Happy birthday Dad!!!
The flight paramedic I worked with this week started his job the year I was born. He has seen patients of all sorts, at all stages in life, with all sorts of background stories. Yet, the story of the patient we flew into the big city, and what she did right before we loaded her onto the helicopter, he told me later really moved him.... something that means a lot considering how hardened he is and how much he has seen.
Actually, considering the several shifts I've had with the flight paramedics over the years, I have been surprised at how sensitive they are to their patient's needs while serving in a job that could have the tendency to see them slip into the mindset of a courier transporting inanimate packages. Even in the little things. "You're gonna feel a poke here" is something the lab tech should have said (many times) when she was digging to find a vein; instead, it was the paramedics who were keeping an eye out for the patient in that time. Treatment of a patient like a pincushion is something you never want to see... it is even harder to watch when the patient receiving the bludgeoning had been admitted for treatment of a suicide attempt.
But back to this inspiring patient.
It was a sweltering day in the city, and I had been regretting trying to dress nicely to impress the paramedics beacuse in my pants and long-sleeved shirt I was doing more sweating than shadowing. I wished we could stay in the air-conditioned ambulance station at the airport but instead when the pagers went off. I was hoping for an exciting scene response trauma call, but no, we had to head to the helicopter to answer yet another boring transfer call.
Rachel, a 33-year-old mother of two, was being brought in to the big city to see a specialist for a growth in her throat. It hadn't been biopsied, but it was pretty obvious to everyone that it was the cancer coming back.
You see, ten years ago, after a dental procedure, she started having trouble swallowing some foods. She ignored it for a few days because she assumed it was inflammation left over from her root canal, but it didn't go away, and finally looking in the mirror with a flashlight revealed a growth that made her weak at the knees. Her worst fears were confirmed when she was given the diagnosis of cancer.
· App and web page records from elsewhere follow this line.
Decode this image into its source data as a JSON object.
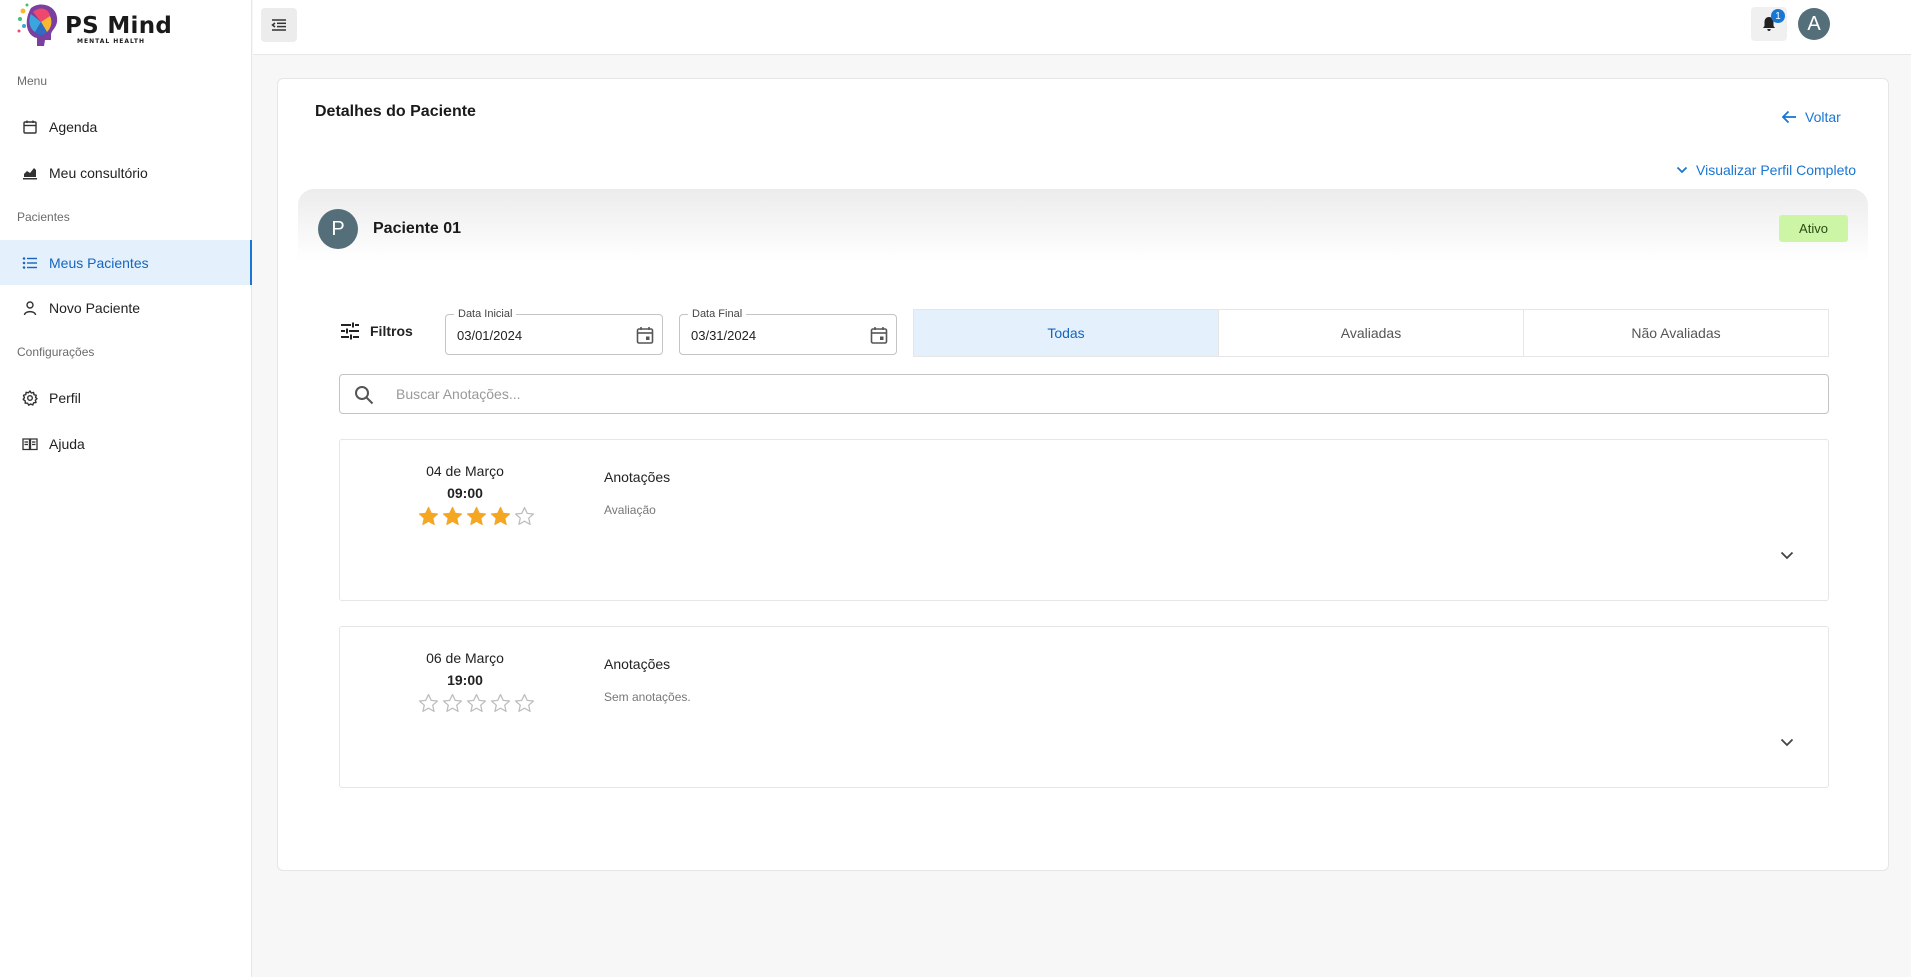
{
  "brand": {
    "name": "PS Mind",
    "tagline": "MENTAL HEALTH"
  },
  "sidebar": {
    "sections": [
      {
        "label": "Menu",
        "items": [
          {
            "label": "Agenda",
            "icon": "calendar-icon"
          },
          {
            "label": "Meu consultório",
            "icon": "bar-chart-icon"
          }
        ]
      },
      {
        "label": "Pacientes",
        "items": [
          {
            "label": "Meus Pacientes",
            "icon": "list-icon",
            "active": true
          },
          {
            "label": "Novo Paciente",
            "icon": "person-icon"
          }
        ]
      },
      {
        "label": "Configurações",
        "items": [
          {
            "label": "Perfil",
            "icon": "gear-icon"
          },
          {
            "label": "Ajuda",
            "icon": "book-icon"
          }
        ]
      }
    ]
  },
  "topbar": {
    "notification_count": "1",
    "user_initial": "A"
  },
  "page": {
    "title": "Detalhes do Paciente",
    "back_label": "Voltar",
    "profile_link": "Visualizar Perfil Completo"
  },
  "patient": {
    "initial": "P",
    "name": "Paciente 01",
    "status": "Ativo",
    "status_color": "#ccf5a6"
  },
  "filters": {
    "label": "Filtros",
    "start_date": {
      "label": "Data Inicial",
      "value": "03/01/2024"
    },
    "end_date": {
      "label": "Data Final",
      "value": "03/31/2024"
    },
    "tabs": [
      {
        "label": "Todas",
        "active": true
      },
      {
        "label": "Avaliadas"
      },
      {
        "label": "Não Avaliadas"
      }
    ]
  },
  "search": {
    "placeholder": "Buscar Anotações..."
  },
  "sessions": [
    {
      "date": "04 de Março",
      "time": "09:00",
      "rating": 4,
      "max_rating": 5,
      "notes_title": "Anotações",
      "notes_text": "Avaliação"
    },
    {
      "date": "06 de Março",
      "time": "19:00",
      "rating": 0,
      "max_rating": 5,
      "notes_title": "Anotações",
      "notes_text": "Sem anotações."
    }
  ],
  "colors": {
    "accent": "#1976d2",
    "active_bg": "#e4f1fc",
    "star": "#f5a623"
  }
}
The tumour grew incredibly fast, and she soon lost feeling in her face, control of her facial muscles, and had to soon start eating through a tube. That seemed like a minor inconvenience when she had to have a tube put into her throat because the tumour was blocking her airway. Surgery was attempted, followed by chemotherapy and radiation, which took the pressue off her trachea and allowed her to breathe again, but left her bedridden.
Then, miraculously, her strength began to come back, and so did the feeling and control in her face. She soon was talking, sitting up, then standing. Nobody seriously expected the day to come when she would leave the hospital, but she did... walking entirely on her own.
Unfortunately, the road to recovery soon came to an end. Three years after that, shortly after the birth of her second son, the cancer relapsed, this time much worse. It had spread to the bones in Rachel's vertebrae, paralyzing her from the waist down. Again, she had to undergo surgery, chemotherapy, and radiation. And, amazingly, against all odds, she again had a complete recovery, more miraculous than the first - all of the feeling and mobility in her legs returned. She could walk again!
It would have been nice if it could end there, but the story goes on, and not in the direction anybody would want for her. Earlier this week Rachel was having dinner with her family when she got some food stuck in her throat and started choking. She was unconscious for some time before anyone could revive her, and the preliminary tests suggest that not only was the cancer returning, but she had lost some cognitive function while her brain was deprived of oxygen.
Right before we picked her up to take her to the big city for some more tests, a few more results came in. It seemed as though the tumour was growing around some crucial arteries and veins, and that surgery would not be able to reach it. Treatment this time around, if any, would likely be palliative.
Despite all of this, she was one of the most genuinely nice people any of us had ever met. She thanked all of the paramedics profusely, and didn't complain about anything. "Thank you for serving me," she said to the paramedic I was shadowing as we took her into the hospital. He replied, "No, you have been the one serving me."
When it comes to life, it seems that sometimes it's the world's greatest people that end up getting dealt the worst hand. I don't know how I would cope if I had to go through everything she had in the past ten years. She truly put a face to courage and grace, and since then I have found myself remembering her every time I think I have it rough with traffic or something else minor in comparison.
Like I said, though, the paramedic told me he was also really moved by something she did right before we loaded her onto the helicopter. As we pulled her out of the ambulance, and were readying the aircraft's stretcher support, she did something that made me regret cursing the sun the whole day. She was strapped in to her stretcher, but her arms were free, and she spread them out and looked into the sky. "It is such a beautiful day," she said. "I love the sun!" And, knowing full well that she would likely be on a cancer ward for the next several weeks or months, and that this could be the last time she would be at home, she added aloud with the most beautiful smile on her face, "And who knows when I'll see it again."
Monday, July 21, 2008
Happy birthday Dad!!!